After many rounds of prototypes, the design files for the world’s first 3D printable handgun were made available online. The 3D printable gun design, The Liberator, was downloaded over 100,000 times in less than 48 hours. Internet users in the United States were among the majority of people downloading the designs, however Brazil recorded more downloads than any other country.

In the short time the files have been made public, the United States government issued an order for the 3D printable gun design to be removed from the Internet. However, the files have already been made available on multiple file sharing sites that are challenging, if not impossible, for law enforcement officials to moderate effectively.

The request to take down the weapon files has been made before proposed gun laws addressing 3D printed guns have been passed into law. In some states, requests for immediate law changes were made. For now, it is currently legal for US citizens to make their own firearms; a 3D printer and gun design files would be another means for individuals to create guns.

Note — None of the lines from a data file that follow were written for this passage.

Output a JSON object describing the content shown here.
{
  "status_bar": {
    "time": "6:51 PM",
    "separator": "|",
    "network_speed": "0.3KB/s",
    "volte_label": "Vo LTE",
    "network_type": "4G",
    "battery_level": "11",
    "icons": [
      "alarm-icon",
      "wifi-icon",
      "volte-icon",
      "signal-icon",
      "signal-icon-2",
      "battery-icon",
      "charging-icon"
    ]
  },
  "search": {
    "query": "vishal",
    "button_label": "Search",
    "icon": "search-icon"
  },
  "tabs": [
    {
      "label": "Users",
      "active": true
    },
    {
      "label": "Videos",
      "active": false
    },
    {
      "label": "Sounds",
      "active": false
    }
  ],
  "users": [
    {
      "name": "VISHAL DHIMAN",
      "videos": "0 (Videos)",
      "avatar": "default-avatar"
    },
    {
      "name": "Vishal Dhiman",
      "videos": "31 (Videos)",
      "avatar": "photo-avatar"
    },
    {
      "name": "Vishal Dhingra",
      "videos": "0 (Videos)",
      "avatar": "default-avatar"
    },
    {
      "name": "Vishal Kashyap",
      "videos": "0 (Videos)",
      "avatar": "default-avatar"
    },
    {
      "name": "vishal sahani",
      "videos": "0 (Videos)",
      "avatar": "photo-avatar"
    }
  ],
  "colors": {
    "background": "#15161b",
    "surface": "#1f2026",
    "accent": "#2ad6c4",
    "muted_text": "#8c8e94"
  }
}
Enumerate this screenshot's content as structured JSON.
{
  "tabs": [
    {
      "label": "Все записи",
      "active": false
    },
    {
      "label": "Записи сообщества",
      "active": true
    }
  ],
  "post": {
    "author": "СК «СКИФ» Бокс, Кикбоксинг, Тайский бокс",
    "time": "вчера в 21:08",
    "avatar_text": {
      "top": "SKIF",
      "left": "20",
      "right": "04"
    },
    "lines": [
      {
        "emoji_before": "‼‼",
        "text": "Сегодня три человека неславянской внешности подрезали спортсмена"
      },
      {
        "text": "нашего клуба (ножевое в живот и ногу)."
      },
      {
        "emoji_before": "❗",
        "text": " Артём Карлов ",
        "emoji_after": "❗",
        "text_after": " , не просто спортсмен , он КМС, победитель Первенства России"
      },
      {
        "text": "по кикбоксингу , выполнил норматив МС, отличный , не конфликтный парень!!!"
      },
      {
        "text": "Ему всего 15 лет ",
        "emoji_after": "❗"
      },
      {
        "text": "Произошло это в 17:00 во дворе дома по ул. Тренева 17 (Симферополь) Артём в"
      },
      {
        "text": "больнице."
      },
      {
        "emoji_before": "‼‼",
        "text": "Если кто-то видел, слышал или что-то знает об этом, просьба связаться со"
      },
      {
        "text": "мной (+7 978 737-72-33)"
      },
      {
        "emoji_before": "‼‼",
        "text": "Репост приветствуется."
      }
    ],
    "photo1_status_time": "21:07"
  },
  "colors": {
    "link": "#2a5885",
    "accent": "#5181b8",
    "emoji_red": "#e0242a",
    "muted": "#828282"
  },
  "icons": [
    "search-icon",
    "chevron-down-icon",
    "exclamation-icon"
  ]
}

A few problems with 3D printed guns are that they are untrackable and they don’t show up in metal detector security systems. During the first week the designs were available, reporters allegedly smuggled a 3D printed handgun across international borders. According to reports from Forbes, the reporters did not travel with the gun completely assembled, which has opened the argument that smuggling an unassembled weapon is not a full threat. However, it still poses possibilities to lawmakers to address as they prepare gun laws.
This is only the beginning of the Digital Age of gunmaking. The laws that develop in the coming months will likely need to be amended as technology continues to develop. State and federal gun lawmakers will take time to react to these changes. Responsible gun owners should keep an eye on gun law changes on their state level to make sure they are in compliance. For updates on Florida, Tennessee and North Carolina gun law changes, follow Southern Gun Law Group on Twitter and Facebook.